If the memory will not pass Memtest86 for four passes when it IS at the stock default non-XMP configuration, even after a minor bump in voltage, then there is likely something physically wrong with one or more of the memory modules and I'd recommend running Memtest on each individual module, separately, to determine which module is causing the issue. If you find a single module that is faulty you should contact the seller or the memory manufacturer and have them replace the memory as a SET. Memory comes matched for a reason as I made clear earlier and if you let them replace only one module rather than the entire set you are back to using unmatched memory which is an open door for problems with incompatible memory.
Be aware that you SHOULD run Memtest86 to test the memory at the default, non-XMP, non-custom profile settings BEFORE ever making any changes to the memory configuration so that you will know if the problem is a setting or is a physical problem with the memory.
Remove any overclocking software. (bug: very common for MSI afterburner to be installed multiple times)
go into windows control panel device manager and disable all high definition sound devices that do not have speakers connected.
if your motherboard has a realtek sound built in, go to the motherboard vendors website and update the motherboard sound driver.
(known bug in certain versions of realtek sound driver that will respond to GPU sound driver request and overflow the GPU stack
and hang the GPU.
if you can not figure out the problem, then you need to google How to force a windows memory dump using the keyboard.
make the registry change, change the memory dump type to kernel.
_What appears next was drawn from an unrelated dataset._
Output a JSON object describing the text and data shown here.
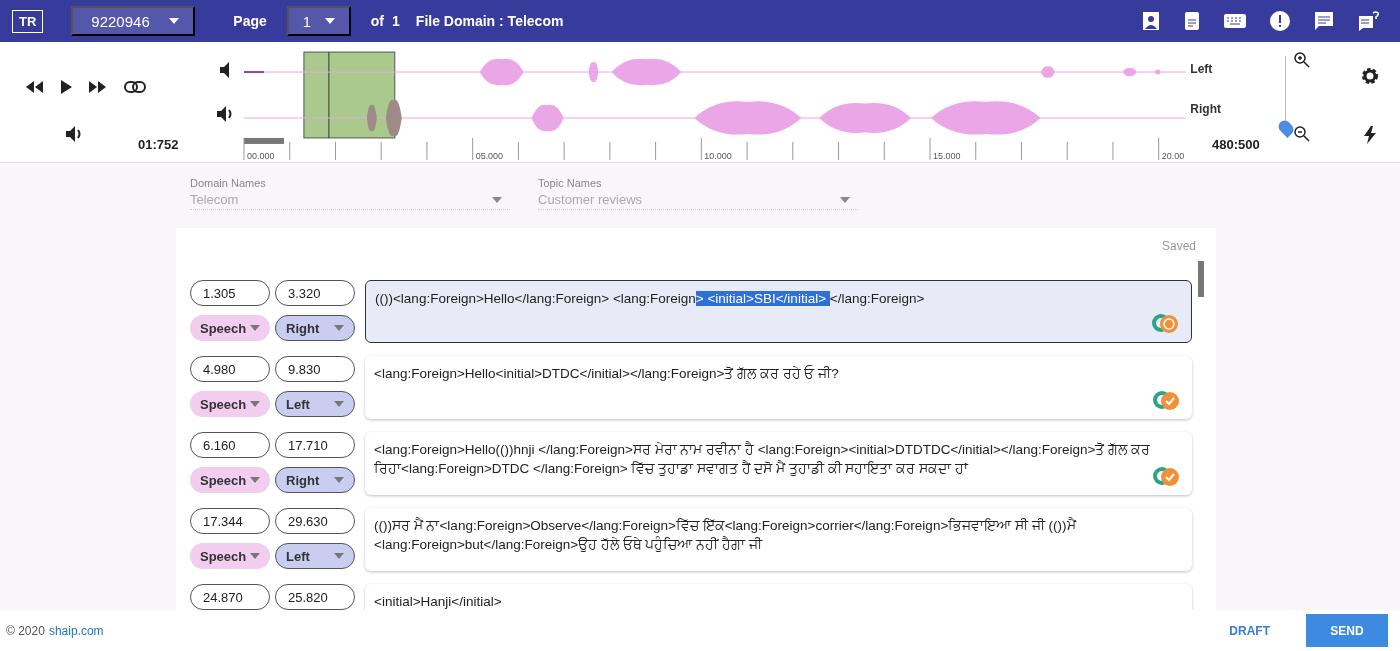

Let the system run and attempt to force the memory dump on the hung system. if you can get a memory dump I can take a quick look and see why the system hung.
you can even force the dump on a working system and sometimes I can see the problem before the system crashes by looking at the memory dump in the windows debugger.
I can think of a bunch more potential causes but it is just faster to look at a kernel memory dump to see what is wrong.
edit: power problem/ overheating problem can trigger the motherboard protection circuits to reset your CPU.
basically, you see a graphics pause, then a black screen or the system restarting depending on what power supply you have.
better supplies will put a longer delay before the reboot.
if the system has been working ok for a long time. I look for overheating problems and blow the dust out of all of the fans. CPU, GPU and PSU.
(assuming you have not installed overclocking drivers) the bug with the msi overclocking drivers is they changed the install directory over the years and the new driver does not uninstall the old driver. I have seen systems that had 4 copies running. each copy makes a minor overclock change that would not be detected. IE 1 to 2 % increase in some clock rate but each copy takes a wack at the frequency and it ends up not conforming to the specs of the electronics and you get hangs.
Okay so been a few days ordered a new PSU but in the time it took for that to get shipped the crashing has stopped I have done nothing to make it stop it just suddenly didn't happen anymore. Will still keep this open incase it begins again
Have any Windows updates been installed between the time it was crashing and the time it wasn't, that you know of? Because it wouldn't be the first time we've seen crashing problems resolved by a Windows update. Often it simply updates in the background and you don't even know it so you might have to actually open Windows update and look at the list of installed updates (Update history) to check dates and see if something was changed.